This just in…according to data from The Creative Group, advertising and marketing executives receive an average of 23 resumes for every position they need to fill. As for interviewing itself, they meet six job seekers before extending an offer.
We’re actually surprised the number of resumes isn’t a lot higher! Whether it’s 223 or 23, there are several ways to stand out from the pack during your job search.
1. Study, study, study. Per the press release, you should do your due diligence. Check out the company’s website, social media presence as well as relevant headlines in the news. Feel free to ask people in your network as well, in particular people who have previously worked for the company. You’ll show your knowledge about the company to better communicate how you can add tremendous value to the company.
2. Avoid resume blunders. Make sure your resume is spot on to the position you’re pursuing.

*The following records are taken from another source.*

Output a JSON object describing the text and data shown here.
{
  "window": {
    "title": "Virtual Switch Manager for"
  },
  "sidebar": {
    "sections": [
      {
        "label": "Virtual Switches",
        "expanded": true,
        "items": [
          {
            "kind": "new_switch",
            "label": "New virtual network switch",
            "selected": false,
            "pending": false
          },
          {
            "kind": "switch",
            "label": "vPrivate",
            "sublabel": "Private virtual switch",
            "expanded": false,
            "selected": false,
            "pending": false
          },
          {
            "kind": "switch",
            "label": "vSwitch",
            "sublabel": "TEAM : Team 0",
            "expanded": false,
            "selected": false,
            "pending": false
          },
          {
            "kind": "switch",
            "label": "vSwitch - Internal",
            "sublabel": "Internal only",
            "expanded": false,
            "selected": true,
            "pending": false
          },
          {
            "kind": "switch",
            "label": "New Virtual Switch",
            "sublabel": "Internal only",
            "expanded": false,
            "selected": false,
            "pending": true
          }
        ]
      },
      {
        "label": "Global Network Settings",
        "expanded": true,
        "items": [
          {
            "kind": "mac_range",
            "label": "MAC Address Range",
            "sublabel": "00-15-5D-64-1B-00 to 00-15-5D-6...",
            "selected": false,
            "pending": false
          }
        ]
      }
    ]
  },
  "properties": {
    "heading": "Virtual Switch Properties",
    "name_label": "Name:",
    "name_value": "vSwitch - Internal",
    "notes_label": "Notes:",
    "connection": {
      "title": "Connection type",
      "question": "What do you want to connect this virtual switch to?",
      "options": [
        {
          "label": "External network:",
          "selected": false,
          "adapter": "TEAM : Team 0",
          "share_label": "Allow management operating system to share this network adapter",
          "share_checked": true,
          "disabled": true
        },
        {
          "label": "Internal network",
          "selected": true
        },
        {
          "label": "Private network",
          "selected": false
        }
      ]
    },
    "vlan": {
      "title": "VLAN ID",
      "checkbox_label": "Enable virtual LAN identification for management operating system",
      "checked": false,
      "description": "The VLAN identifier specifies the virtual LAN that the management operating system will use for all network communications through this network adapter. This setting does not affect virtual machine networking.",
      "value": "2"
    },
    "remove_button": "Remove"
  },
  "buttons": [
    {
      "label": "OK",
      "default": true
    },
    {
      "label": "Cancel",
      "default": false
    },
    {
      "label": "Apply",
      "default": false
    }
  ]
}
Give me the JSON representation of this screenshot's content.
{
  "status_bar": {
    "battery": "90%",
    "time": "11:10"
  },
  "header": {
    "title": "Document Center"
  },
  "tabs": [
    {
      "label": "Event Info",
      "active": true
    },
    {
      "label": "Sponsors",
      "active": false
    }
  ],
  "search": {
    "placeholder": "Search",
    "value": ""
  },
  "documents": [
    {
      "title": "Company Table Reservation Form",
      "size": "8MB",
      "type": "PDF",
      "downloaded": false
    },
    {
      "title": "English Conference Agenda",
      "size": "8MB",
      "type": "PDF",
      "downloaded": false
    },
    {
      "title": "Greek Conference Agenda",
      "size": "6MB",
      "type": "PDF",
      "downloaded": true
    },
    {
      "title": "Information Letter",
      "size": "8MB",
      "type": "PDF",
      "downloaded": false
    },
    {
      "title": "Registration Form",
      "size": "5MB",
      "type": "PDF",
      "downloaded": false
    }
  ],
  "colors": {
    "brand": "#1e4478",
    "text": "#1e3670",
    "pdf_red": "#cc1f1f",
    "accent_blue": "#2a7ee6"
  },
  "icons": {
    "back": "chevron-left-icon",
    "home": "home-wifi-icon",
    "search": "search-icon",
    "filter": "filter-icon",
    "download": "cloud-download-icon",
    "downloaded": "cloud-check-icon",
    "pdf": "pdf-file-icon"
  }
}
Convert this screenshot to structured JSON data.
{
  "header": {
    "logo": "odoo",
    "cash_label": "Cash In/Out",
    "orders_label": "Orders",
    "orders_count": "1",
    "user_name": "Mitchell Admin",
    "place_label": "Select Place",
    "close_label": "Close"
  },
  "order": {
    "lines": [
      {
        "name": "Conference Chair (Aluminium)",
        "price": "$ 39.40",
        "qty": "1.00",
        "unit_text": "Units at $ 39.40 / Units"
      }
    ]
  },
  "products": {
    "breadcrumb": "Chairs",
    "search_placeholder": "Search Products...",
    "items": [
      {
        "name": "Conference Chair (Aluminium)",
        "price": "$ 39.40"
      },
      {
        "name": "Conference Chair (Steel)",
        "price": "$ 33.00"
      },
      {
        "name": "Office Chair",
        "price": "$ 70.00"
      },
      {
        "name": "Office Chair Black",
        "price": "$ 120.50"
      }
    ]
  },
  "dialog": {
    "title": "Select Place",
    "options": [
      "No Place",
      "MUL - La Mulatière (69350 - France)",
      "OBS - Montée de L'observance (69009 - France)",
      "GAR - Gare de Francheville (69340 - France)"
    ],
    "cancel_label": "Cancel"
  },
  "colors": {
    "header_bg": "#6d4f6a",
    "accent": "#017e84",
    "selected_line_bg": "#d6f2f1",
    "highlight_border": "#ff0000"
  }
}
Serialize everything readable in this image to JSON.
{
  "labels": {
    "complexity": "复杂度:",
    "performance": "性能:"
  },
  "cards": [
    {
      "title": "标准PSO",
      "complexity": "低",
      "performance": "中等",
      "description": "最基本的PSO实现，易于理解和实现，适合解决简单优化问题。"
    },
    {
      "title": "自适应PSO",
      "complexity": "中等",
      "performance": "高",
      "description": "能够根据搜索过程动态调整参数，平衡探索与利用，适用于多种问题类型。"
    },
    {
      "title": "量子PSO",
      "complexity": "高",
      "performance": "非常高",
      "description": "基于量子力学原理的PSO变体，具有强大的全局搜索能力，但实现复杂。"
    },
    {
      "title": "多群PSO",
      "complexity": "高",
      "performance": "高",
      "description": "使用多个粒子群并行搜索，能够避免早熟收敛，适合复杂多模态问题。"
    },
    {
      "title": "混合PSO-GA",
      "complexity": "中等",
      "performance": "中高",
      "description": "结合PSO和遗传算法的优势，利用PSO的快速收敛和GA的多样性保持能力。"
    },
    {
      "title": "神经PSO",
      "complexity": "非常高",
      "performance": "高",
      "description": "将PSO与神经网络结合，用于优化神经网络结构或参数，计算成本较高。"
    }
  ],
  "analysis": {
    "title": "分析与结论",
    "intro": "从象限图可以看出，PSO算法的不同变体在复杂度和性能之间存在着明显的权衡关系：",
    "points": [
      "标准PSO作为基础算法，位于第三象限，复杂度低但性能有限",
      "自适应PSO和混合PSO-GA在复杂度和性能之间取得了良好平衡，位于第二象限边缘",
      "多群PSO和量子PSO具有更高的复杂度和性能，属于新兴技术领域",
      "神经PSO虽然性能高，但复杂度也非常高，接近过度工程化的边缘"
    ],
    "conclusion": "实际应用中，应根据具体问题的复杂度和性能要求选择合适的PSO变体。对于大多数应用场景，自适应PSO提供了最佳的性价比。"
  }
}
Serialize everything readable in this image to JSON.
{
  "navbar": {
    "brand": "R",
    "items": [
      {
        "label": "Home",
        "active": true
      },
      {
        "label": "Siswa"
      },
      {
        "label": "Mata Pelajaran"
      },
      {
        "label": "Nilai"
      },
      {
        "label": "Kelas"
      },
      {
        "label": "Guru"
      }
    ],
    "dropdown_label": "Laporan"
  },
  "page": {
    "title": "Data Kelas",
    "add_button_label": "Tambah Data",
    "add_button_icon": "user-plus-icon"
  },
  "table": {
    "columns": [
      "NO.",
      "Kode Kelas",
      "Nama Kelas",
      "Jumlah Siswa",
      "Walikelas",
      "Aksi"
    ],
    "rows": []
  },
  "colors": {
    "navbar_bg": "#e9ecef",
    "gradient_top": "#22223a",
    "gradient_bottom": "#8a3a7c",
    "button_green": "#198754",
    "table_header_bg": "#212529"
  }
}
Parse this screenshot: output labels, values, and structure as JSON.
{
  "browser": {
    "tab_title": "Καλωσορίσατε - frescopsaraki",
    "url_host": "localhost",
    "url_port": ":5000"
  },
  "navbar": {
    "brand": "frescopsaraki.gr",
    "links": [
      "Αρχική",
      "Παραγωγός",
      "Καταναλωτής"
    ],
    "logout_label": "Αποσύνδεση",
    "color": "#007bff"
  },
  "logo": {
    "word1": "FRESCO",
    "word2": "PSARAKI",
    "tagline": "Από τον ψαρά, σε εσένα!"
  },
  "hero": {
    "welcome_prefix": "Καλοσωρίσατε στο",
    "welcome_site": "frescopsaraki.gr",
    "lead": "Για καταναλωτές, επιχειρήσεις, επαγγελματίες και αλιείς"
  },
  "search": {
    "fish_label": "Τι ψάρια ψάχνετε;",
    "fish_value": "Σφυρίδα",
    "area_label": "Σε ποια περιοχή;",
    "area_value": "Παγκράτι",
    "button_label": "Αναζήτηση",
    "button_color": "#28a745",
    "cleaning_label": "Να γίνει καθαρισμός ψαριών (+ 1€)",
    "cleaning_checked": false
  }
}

If you’re pursuing an advertising or marketing role, in particular, tailor your application to meet their qualifications based on highlighting the most relevant parts of your portfolio.
3. Be yourself! One of the best ways to stand out is to be yourself. Shine, baby shine! Hiring managers want to assess who you are to determine if you’re a good fit for the team. Answer questions honestly and sincerely. If you can’t think of an example for a behavioral-based question (“Tell me a time when you worked with a difficult colleague…), don’t fudge it. You’ll make a stronger impression by being honest than stating a cookie cutter response.
4. Follow up tactfully. Definitely send a thank-you note but also express your interest in the position and succinctly highlight your stellar credentials. The press release points out, “It’s a seemingly obvious but often-overlooked step.” So true! Many candidates fail to show their enthusiasm for the role. They assume recruiters and hiring managers already know that based on the mere fact they’re interviewing. Not true! Show fire in your belly, that sparkle in your eyes. And reinforce it with the thank-you email.